LONDON (Reuters) - Ending the Great Stagnation that is taxing Western policy makers may depend as much on the Chinese Communist Party as it does on the world's leading central banks.

Six years after the global financial crisis erupted, there is any number of explanations why Europe cannot shake off a Japan-style balance-sheet recession and why the United States is experiencing sub-par growth and high unemployment.

Governments and households racked up too much debt to sustain living standards. Demographic tailwinds have turned into headwinds as baby boomers retire and the surge of women entering the workforce has run its course. Many banks are still ailing and are building up capital instead of lending freely.

But two other factors cannot be overlooked.

Firstly, there is an excess of global savings, which has lowered the natural real rate of interest that equalizes savings and investment.

The result is a liquidity trap. Even with interest rates near zero, monetary policy is like pushing on a piece of string.

Secondly, the share of income accruing to labor has shriveled in most countries. With real incomes stagnant or falling, consumer demand is too weak for Western firms to justify investing their record cash piles, at least at home.

What links these two phenomena is the meteoric rise of China as the workshop of the world after Beijing joined the World Trade Organization in late 2001.   Continued...

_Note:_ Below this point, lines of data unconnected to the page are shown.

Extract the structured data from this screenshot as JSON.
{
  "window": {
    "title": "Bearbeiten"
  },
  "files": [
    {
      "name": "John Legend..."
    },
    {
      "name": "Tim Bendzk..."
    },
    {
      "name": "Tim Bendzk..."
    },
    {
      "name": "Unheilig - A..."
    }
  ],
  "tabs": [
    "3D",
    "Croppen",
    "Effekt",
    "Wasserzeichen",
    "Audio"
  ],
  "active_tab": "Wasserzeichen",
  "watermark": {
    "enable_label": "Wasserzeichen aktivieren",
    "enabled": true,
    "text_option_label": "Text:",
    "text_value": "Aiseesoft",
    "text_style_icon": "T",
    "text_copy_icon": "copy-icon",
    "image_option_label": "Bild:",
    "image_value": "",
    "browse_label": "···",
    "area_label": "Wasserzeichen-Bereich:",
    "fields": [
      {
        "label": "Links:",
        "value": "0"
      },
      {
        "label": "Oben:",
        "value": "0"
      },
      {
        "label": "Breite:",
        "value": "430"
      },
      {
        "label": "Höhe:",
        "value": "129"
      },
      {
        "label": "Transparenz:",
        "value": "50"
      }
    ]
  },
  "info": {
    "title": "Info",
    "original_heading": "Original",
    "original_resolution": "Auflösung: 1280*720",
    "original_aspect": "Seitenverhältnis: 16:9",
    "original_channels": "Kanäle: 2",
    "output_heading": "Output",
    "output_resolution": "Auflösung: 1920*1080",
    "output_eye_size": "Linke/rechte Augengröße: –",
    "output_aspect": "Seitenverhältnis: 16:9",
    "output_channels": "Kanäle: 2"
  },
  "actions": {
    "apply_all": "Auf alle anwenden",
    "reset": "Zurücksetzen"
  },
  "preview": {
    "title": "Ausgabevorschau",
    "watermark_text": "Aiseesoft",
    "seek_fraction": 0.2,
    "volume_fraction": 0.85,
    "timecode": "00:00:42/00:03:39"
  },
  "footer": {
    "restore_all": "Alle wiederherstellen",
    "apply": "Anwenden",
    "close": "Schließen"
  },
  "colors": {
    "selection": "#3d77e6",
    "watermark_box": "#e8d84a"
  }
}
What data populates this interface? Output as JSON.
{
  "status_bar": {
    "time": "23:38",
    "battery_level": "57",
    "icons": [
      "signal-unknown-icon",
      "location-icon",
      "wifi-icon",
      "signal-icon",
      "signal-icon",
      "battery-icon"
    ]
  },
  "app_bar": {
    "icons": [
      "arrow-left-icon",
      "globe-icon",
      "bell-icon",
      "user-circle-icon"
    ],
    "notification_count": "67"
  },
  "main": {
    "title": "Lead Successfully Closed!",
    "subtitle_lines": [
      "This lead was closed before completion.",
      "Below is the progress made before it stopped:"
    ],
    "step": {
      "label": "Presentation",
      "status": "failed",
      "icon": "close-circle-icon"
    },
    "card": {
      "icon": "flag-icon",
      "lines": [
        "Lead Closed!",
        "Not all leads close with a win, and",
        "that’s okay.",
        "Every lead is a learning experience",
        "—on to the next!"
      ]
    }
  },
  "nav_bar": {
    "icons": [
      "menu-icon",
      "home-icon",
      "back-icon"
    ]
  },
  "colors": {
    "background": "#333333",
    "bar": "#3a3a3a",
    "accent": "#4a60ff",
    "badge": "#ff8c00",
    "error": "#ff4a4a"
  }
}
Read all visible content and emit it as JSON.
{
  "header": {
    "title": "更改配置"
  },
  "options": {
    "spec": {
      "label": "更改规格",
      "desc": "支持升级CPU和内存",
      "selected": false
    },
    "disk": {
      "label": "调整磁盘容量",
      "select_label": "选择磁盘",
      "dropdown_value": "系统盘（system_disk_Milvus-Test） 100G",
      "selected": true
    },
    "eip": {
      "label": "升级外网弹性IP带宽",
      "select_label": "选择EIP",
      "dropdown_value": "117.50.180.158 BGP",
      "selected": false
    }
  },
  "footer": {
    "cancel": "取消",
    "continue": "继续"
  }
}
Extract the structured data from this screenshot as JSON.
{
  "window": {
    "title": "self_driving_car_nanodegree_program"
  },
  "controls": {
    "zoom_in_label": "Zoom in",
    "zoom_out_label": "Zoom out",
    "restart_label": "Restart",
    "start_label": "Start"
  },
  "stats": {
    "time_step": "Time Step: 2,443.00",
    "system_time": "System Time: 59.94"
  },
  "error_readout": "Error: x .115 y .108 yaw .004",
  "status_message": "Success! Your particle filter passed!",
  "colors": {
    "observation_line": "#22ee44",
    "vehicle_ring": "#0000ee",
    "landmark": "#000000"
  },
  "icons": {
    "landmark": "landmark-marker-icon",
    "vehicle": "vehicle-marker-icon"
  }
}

People walking through an underground passage are reflected in its ceiling in Moscow, in this September 10, 2013 file photo. REUTERS/Maxim Shemetov/Files